But before the king could come to the Tarn, it happened that a mist descended. He seemed to lose his way in the mist, and before long he found himself in the shadow of a great crag, which he could not remember ever having seen before. Nor was that all, for, faintly yet clearly to be glimpsed in the mist was the most extraordinary creature the king had ever seen. The figure was rocking and singing in a cracked voice. She seemed to be a woman, more or less, but age had bent her right over like a wheel, and so frail did she seem to be that Arthur thought the mist itself might have billowed straight through her. She was dressed in filthy rags, and her hooked nose and chin, warty and tufted, met in the space before her face, like the points of a great pair of blunted shears. Two long ropes of greasy hair hung down either side over sunken cheeks, and between them, where her mouth should have been, a single, staring, bloodshot eye was set, while on her wrinkled brow, where her eyes should have been, there gaped her bleary, shrivelled mouth, with one mossy tooth still clinging to denuded gums.

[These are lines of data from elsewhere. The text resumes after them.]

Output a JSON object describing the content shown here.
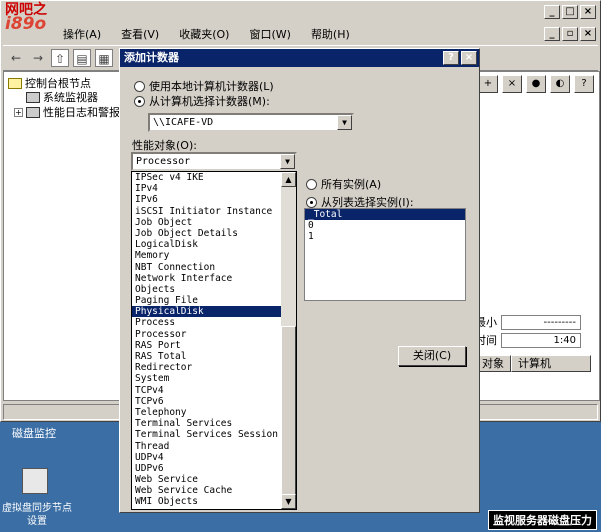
{
  "logo": {
    "line1": "网吧之",
    "line2": "i89o"
  },
  "mmc": {
    "menu": [
      "操作(A)",
      "查看(V)",
      "收藏夹(O)",
      "窗口(W)",
      "帮助(H)"
    ],
    "tree": {
      "root": "控制台根节点",
      "monitor": "系统监视器",
      "logs": "性能日志和警报"
    },
    "stats": {
      "min_label": "最小",
      "min_value": "---------",
      "time_label": "时间",
      "time_value": "1:40"
    },
    "columns": [
      "对象",
      "计算机"
    ]
  },
  "desktop": {
    "label": "磁盘监控",
    "icon_label": "虚拟盘同步节点设置",
    "banner": "监视服务器磁盘压力"
  },
  "dialog": {
    "title": "添加计数器",
    "radio_local": "使用本地计算机计数器(L)",
    "radio_select": "从计算机选择计数器(M):",
    "computer": "\\\\ICAFE-VD",
    "perf_object_label": "性能对象(O):",
    "perf_object_value": "Processor",
    "objects": [
      "IPSec v4 IKE",
      "IPv4",
      "IPv6",
      "iSCSI Initiator Instance",
      "Job Object",
      "Job Object Details",
      "LogicalDisk",
      "Memory",
      "NBT Connection",
      "Network Interface",
      "Objects",
      "Paging File",
      "PhysicalDisk",
      "Process",
      "Processor",
      "RAS Port",
      "RAS Total",
      "Redirector",
      "System",
      "TCPv4",
      "TCPv6",
      "Telephony",
      "Terminal Services",
      "Terminal Services Session",
      "Thread",
      "UDPv4",
      "UDPv6",
      "Web Service",
      "Web Service Cache",
      "WMI Objects"
    ],
    "selected_object": "PhysicalDisk",
    "radio_all_instances": "所有实例(A)",
    "radio_select_instances": "从列表选择实例(I):",
    "instances": [
      "_Total",
      "0",
      "1"
    ],
    "selected_instance": "_Total",
    "close_button": "关闭(C)"
  }
}
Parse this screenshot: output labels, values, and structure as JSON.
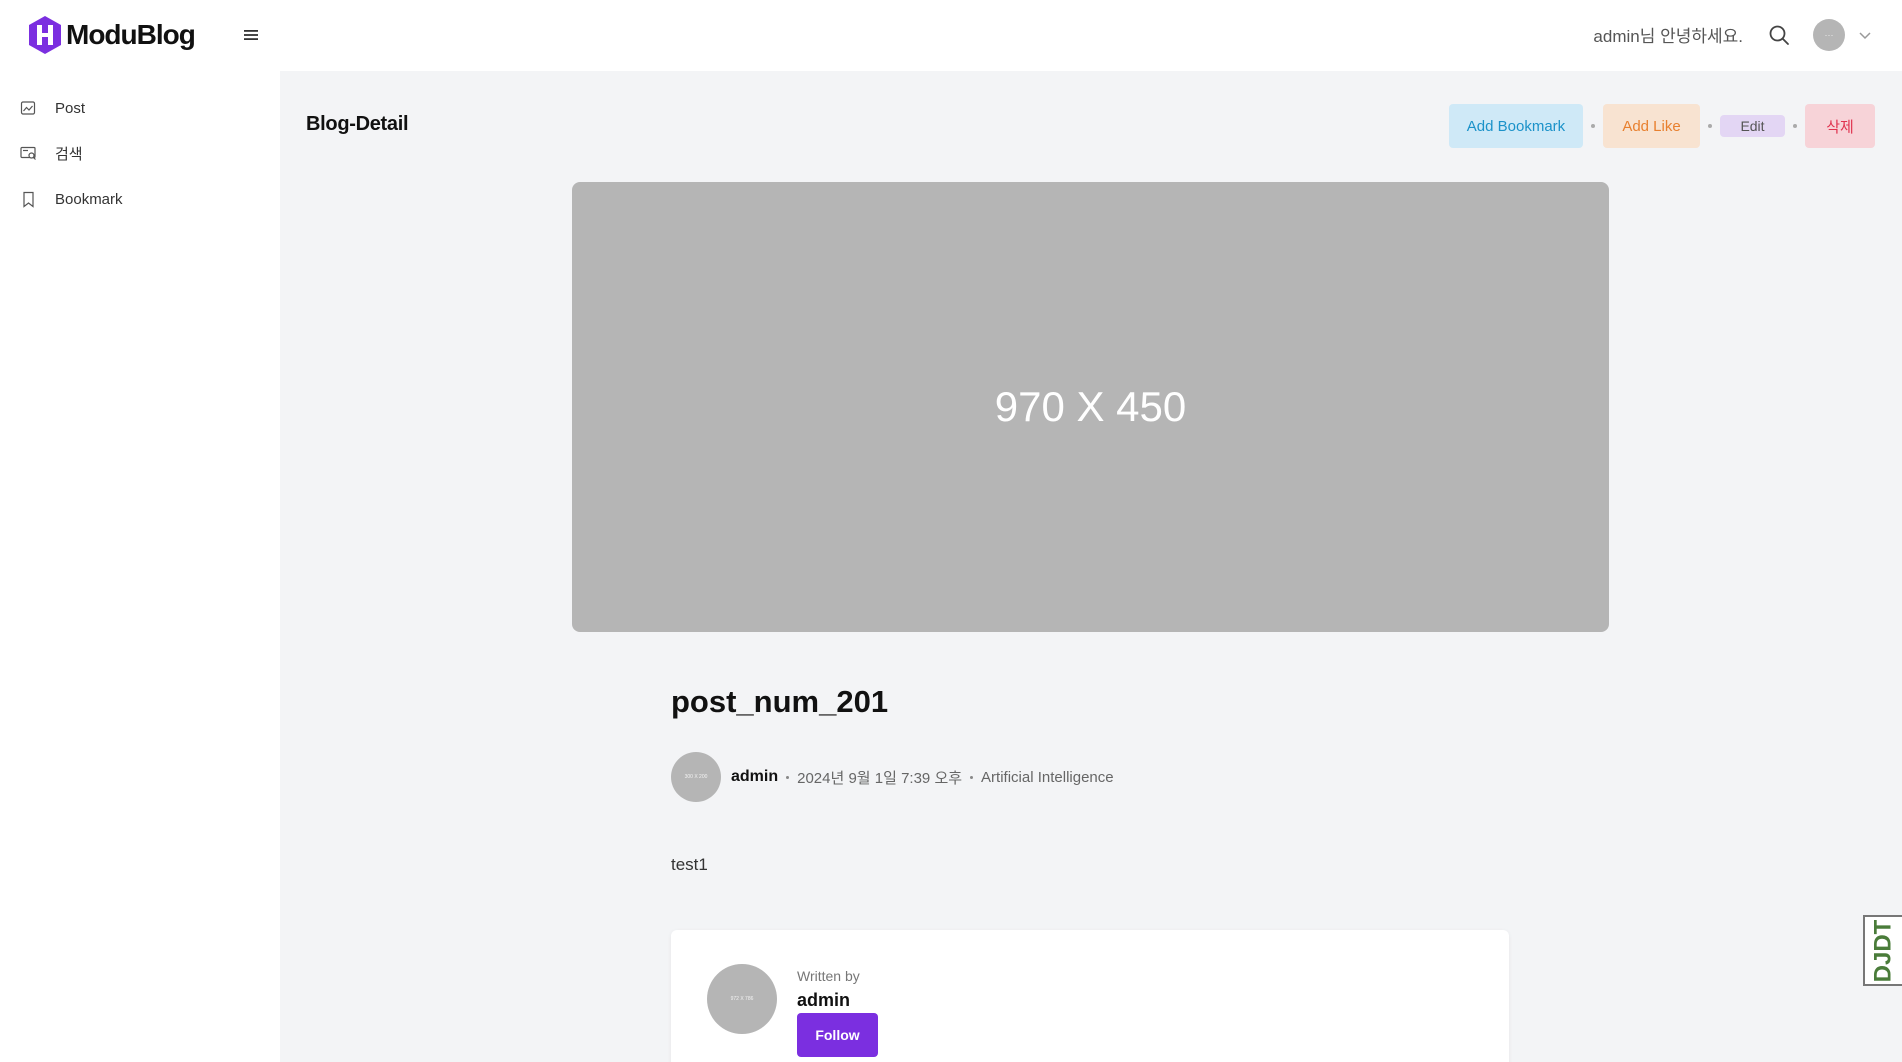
{
  "app": {
    "name": "ModuBlog"
  },
  "header": {
    "greeting": "admin님 안녕하세요.",
    "avatar_text": "···"
  },
  "sidebar": {
    "items": [
      {
        "label": "Post",
        "icon": "post-icon"
      },
      {
        "label": "검색",
        "icon": "search-list-icon"
      },
      {
        "label": "Bookmark",
        "icon": "bookmark-icon"
      }
    ]
  },
  "page": {
    "title": "Blog-Detail",
    "actions": {
      "bookmark": "Add Bookmark",
      "like": "Add Like",
      "edit": "Edit",
      "delete": "삭제"
    }
  },
  "post": {
    "image_placeholder": "970 X 450",
    "title": "post_num_201",
    "author": "admin",
    "date": "2024년 9월 1일 7:39 오후",
    "category": "Artificial Intelligence",
    "body": "test1",
    "author_avatar_text": "300 X 200"
  },
  "author_card": {
    "written_by": "Written by",
    "name": "admin",
    "follow": "Follow",
    "avatar_text": "972 X 786"
  },
  "side_tab": {
    "label": "DJDT"
  },
  "colors": {
    "accent": "#7b2fe0",
    "bookmark_bg": "#cfe9f7",
    "like_bg": "#f8e3d1",
    "edit_bg": "#e3d6f4",
    "delete_bg": "#f7d3d8"
  }
}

She was laughing as she sang, and kicking up her heels, and she pointed to the king as he rode past.

"Look at the fool going to his death," she cackled, "for want of the knowledge I could give him. If only he would ask it!"

The king's ears pricked up at once, and he spurred his horse towards the foot of the crag.

"Fair lady," the king said - for kings were still courteous in those days - "what you say, alas, is true enough; but if you do know the answer, how shall I ask you for it?"

A sudden glint lit up the hag's eye.

"Bargain for it," she said.

"What will you take for it?" the king asked frankly.

"My choice of your knights for my husband, at Carlisle next midsummer's day," the hag said at once.
The king considered a moment.
"That is in my power to offer you," he admitted.

"Then I choose Gawain," the hag said at once.

"He's single. He's yours!" Arthur replied, greatly relieved. "You have my word on it."

The hag kicked up her heels and screeched.

"Then approach, o king!"

The king approached, and leaned in and down, and the hag strained until her loathsome lips were almost touching the king's ear, and she whispered:

"Ask the riddle."

In a faltering tone, Arthur asked: "What is it that women most desire?"

The words she whispered in reply were these: "Women want what women want."

And before the king could answer, she kicked up her heels again, and vanished in the mist.

"Gawain!" cried the cracked, ghostly voice as it faded in the mist. "Midsummer's day!"

And, with that, Arthur was alone.

With a heart even heavier than before, Arthur rode alone on to Tarn Wathelin, half-hoping that the ogre might have missed the day. 

There was no time to make further debate of the riddle, and evening was drawing in. But, sure enough, he saw the dark shape looming out of the dusk. His heart sank even further as the ogre stepped out of the mist, brandishing his club, a great knotted oak torn almost whole from the earth, and stripped of leaves and branches: a terrible thing, a certain instrument of shameful and agonising death. Arthur remembered that club very well, and king and ogre faced each other, in the dusk by the shore.

"So, Arthur, king and warrior," the ogre boomed, "you have kept your word, and kept the day. Have you learned the right answer to my riddle?"

"I shall tell you the best answer I have," the king said gallantly, "but its rightness is not for me to judge. But if my best answer wants rightness in your eyes, son of Cain, child of Gogmagog, then know that this day, in fulfilment of my oath, my head shall be yours, and my crown with it. My answer is this: "Women want what women want."

There was a short silence.

Simon Heywood